Sunday, November 20, 2022

Franz Kafka, Aphorisms

And you thought the stories were strange:

Leopards break into the temple and drink the sacrificial vessels dry; this is repeated over and over; eventually it can be calculated in advance and becomes part of the ceremony.

The expulsion from Paradise is in its principal aspect eternal: and so, although the expulsion from Paradise is definitive, and life in the world inescapable, the very eternity of the process nevertheless makes it possible not only that we could remain in Paradise forever but that we are indeed there forever, whether we know it here or not.

They were offered the choice between becoming kings or the couriers of kings. In the manner of children, they all wanted to be couriers. And so there are only couriers. They rush through the world and, as there are no kings, they shout their meaningless messages to one another.

Belief in progress doesn’t mean belief that progress has already been made.
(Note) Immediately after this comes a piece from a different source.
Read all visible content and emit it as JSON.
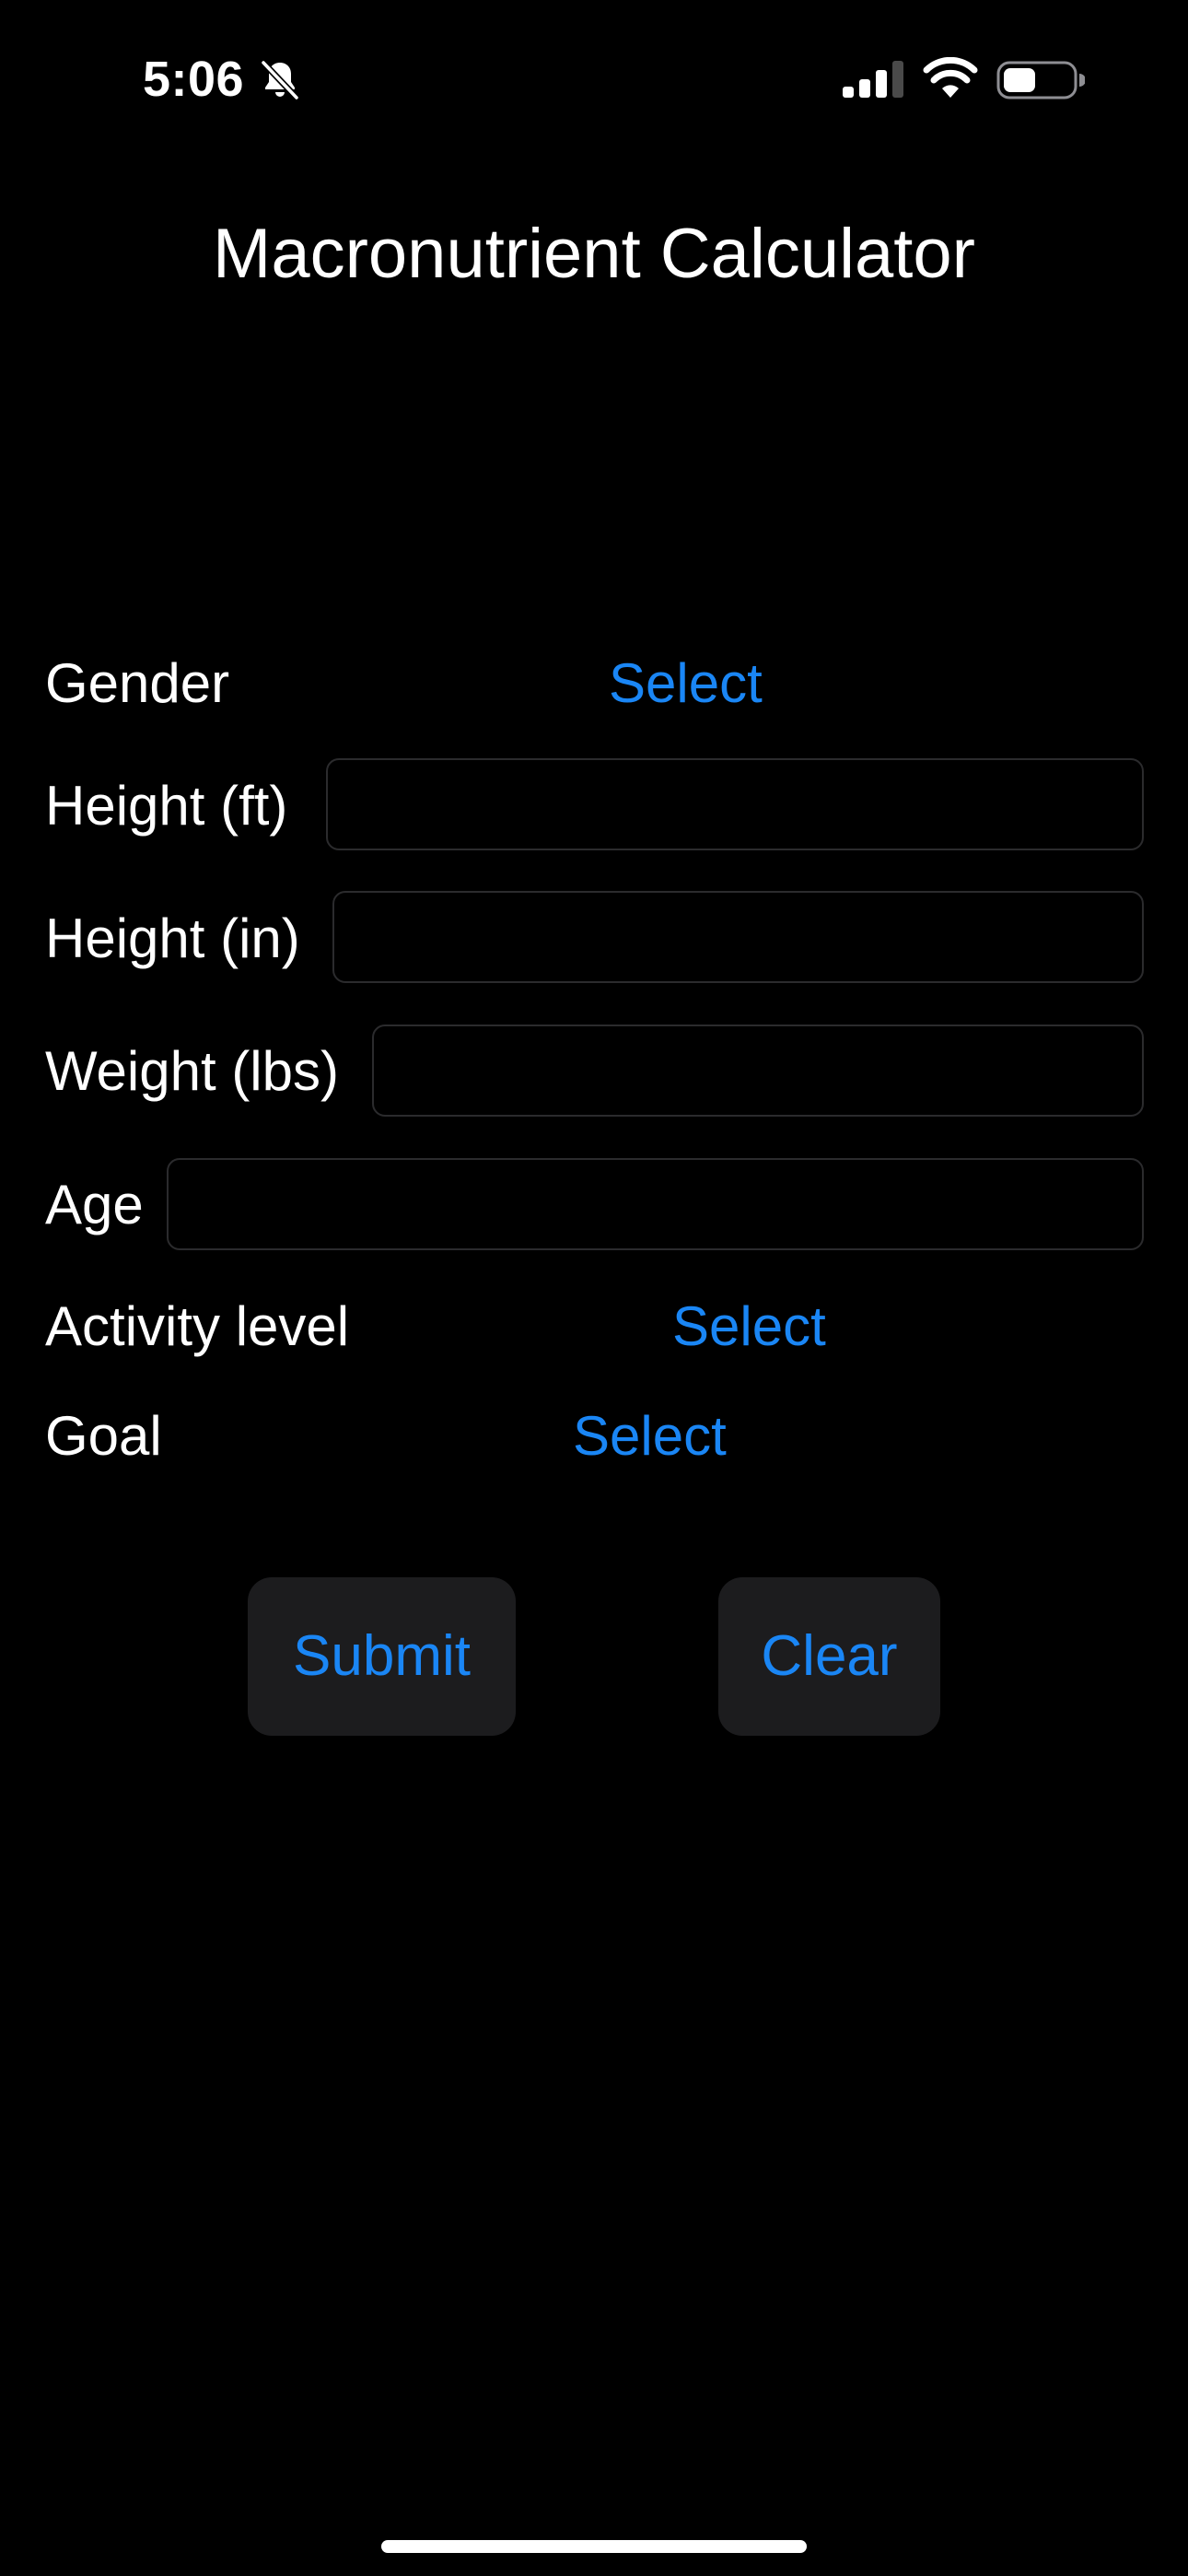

That would not be belief.

Many shades of the departed are occupied solely with lapping at the waters of the river of death because it comes from us and still bears the salty tang of our seas. Then the river writhes in revulsion, its current flowing backwards, washing the dead back into life. But they are happy, sing hymns of thanksgiving, and caress the indignant river.

You are the assignment. No student to be seen.

‘But then he returned to his work as though nothing had happened.’ We are familiar with this kind of remark from any number of old tales, even though it may not be found in any of them.

You can withdraw from the sufferings of the world — that possibility is open to you and accords with your nature — but perhaps that withdrawal is the only suffering you might be able to avoid.

“Why then do you fear love in particular more than earthly existence in general?” It’s as if you had said: “Why not fear every bush in the same way that you fear the burning bush?”

In a struggle between you and the world, bet on the world.

What is more joyful than belief in a household god?


David said...

Those are absolutely brilliant. What's the source?

John said...

A notebook Kafka wrote in 1918-1919, I think. Unpublished until the 1950s.

Anonymous said...

In a struggle between you and the world, bet on the world.

is this really deep and strange? This sounds like some standard High School Coach stuff. I would not be surprised to read this on a Facebook meme. What am I missing, seriously?

John said...

My high school coaches would have said, "in a struggle between you and the world, bet on you, because otherwise you are a loser and deserve to be."

Yes, that one is indeed pretty simple. I included it to show there is a range of stuff in the notebook. Some of the others are so weird I don't understand them at all. And the German is, as you can imagine, very gnomic, so that the exact meaning is disputed, and the English translations vary a lot.